Professor Lutes began by giving a brief summary and discussing some of the main themes employed throughout the book, including racial conflict, treatment of women, and the American Dream. Each theme was then projected upon a character in the novel—Tom Buchanan as the racist, Daisy and her friend Jordan as mistreated women, and Gatsby himself as the American Dream. The more-than-100 students in attendance were then rewarded with a staged reading of Jay and Daisy’s reunion after five years of separation and longing.

After the oral recitation, those in attendance broke up into groups of 12 students to discuss the portion of the work just heard, and specifically Daisy’s reaction to Jay throwing his shirts around his closet, when she buries her face in them, crying over their beauty. The discussions allowed those who had read Fitzgerald’s work to revisit the topics featured in the book, while those who had not yet read the work gained insights into why it is considered by many to be a timeless piece of American literature.
Students were treated to a thought-provoking and enjoyable experience and discussion, thanks to Professor Lutes and her team of students. Overall, I would consider the night a “Great” success.

Saturday, October 4, 2014

Majors Fair 2014
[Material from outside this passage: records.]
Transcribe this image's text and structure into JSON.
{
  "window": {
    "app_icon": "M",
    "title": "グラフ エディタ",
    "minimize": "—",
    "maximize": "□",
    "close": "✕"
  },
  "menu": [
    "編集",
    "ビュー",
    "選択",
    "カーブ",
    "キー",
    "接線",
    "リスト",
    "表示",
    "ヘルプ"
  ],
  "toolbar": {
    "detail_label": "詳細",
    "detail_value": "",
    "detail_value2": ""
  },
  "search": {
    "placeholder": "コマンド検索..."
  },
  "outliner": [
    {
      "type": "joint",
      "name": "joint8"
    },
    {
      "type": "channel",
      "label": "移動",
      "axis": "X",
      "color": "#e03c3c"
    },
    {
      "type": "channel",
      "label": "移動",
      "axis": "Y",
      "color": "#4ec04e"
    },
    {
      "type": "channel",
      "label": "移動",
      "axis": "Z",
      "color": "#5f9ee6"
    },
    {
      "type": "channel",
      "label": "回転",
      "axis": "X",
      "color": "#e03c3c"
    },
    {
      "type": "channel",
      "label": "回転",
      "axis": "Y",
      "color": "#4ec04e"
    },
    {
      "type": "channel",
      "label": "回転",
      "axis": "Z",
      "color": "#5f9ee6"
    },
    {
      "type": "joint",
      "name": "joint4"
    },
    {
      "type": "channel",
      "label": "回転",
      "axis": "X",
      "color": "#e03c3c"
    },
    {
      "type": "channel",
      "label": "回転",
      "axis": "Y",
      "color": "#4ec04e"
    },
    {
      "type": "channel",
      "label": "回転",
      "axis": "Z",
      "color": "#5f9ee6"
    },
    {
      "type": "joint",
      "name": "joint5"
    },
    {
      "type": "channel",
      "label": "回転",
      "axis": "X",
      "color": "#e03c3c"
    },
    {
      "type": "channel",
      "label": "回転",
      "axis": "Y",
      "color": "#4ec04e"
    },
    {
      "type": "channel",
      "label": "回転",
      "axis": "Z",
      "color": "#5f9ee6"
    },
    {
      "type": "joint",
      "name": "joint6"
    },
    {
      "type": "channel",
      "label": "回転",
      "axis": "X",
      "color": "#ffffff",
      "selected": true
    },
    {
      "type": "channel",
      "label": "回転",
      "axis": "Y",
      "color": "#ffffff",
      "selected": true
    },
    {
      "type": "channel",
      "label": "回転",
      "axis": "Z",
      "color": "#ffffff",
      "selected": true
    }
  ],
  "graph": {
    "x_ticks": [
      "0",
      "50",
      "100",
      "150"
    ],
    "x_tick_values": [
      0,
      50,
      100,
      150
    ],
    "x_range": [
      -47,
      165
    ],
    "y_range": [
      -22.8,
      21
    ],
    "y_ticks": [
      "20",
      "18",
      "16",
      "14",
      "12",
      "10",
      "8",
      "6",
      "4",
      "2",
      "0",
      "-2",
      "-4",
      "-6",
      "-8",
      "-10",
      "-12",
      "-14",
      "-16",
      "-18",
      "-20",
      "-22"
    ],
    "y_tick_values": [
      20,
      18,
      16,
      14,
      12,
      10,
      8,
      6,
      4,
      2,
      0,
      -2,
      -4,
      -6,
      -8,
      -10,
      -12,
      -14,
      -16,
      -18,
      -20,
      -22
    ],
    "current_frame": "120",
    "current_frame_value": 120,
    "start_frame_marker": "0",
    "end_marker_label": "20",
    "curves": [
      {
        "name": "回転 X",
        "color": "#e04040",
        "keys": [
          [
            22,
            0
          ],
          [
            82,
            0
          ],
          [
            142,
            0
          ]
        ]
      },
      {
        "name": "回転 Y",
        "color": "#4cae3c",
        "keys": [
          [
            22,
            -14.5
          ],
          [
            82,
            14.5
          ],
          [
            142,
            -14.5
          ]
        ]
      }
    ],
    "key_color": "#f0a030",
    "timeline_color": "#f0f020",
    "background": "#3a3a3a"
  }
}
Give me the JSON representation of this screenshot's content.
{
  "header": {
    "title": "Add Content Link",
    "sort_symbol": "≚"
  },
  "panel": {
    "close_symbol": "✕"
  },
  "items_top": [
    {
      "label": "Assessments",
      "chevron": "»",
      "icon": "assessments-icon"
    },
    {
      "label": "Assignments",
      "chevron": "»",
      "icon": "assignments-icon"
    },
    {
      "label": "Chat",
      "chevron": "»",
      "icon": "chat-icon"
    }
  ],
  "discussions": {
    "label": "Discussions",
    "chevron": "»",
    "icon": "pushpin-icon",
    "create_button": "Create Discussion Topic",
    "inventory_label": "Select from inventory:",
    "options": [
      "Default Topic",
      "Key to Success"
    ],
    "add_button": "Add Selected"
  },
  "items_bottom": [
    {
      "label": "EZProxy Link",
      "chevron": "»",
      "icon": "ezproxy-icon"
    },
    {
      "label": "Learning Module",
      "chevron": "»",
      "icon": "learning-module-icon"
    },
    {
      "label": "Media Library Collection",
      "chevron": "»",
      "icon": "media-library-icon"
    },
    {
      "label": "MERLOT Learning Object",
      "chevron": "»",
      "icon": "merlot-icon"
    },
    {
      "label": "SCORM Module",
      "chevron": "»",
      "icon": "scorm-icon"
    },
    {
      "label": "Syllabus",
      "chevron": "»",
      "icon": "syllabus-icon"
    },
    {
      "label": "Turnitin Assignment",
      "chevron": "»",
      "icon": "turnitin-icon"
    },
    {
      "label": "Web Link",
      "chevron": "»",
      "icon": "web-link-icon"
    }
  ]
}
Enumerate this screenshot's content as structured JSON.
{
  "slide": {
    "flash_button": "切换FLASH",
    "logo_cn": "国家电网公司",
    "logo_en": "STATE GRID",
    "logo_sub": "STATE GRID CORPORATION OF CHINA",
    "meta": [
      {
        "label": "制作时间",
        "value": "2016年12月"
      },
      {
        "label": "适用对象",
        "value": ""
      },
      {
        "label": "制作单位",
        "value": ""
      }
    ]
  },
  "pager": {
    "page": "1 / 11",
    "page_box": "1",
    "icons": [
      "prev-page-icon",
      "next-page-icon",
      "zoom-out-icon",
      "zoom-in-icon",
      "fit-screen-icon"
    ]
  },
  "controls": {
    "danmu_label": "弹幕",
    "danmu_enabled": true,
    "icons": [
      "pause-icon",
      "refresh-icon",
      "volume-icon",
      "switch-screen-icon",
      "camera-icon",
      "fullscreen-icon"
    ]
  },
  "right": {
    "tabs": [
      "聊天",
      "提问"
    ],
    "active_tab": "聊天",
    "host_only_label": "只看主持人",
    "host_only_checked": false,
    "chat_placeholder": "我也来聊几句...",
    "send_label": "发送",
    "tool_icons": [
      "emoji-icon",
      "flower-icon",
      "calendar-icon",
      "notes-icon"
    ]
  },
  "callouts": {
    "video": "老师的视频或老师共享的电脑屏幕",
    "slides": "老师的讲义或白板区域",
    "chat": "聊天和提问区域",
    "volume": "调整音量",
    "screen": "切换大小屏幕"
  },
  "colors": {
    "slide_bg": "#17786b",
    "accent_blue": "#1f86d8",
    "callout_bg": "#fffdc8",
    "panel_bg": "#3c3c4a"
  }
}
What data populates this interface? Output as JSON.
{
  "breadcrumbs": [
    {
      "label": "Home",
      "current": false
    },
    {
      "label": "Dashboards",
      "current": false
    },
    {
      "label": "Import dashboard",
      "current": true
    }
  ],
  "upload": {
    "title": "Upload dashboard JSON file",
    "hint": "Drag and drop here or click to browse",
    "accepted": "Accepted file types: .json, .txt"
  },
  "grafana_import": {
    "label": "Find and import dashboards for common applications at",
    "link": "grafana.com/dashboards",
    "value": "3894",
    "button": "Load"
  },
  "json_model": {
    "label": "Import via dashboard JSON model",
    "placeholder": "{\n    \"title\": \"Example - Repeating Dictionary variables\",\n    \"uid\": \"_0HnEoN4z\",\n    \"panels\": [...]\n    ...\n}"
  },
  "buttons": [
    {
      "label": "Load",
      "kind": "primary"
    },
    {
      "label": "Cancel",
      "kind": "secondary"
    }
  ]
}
Danielle Sekerak at the English table
Emily Crooker and Marielle Alexander at the English table
Prof. Karyn Hollis, Director of the Writing & Rhetoric concentration
Prof. Joseph Lennon (center), Director of Irish Studies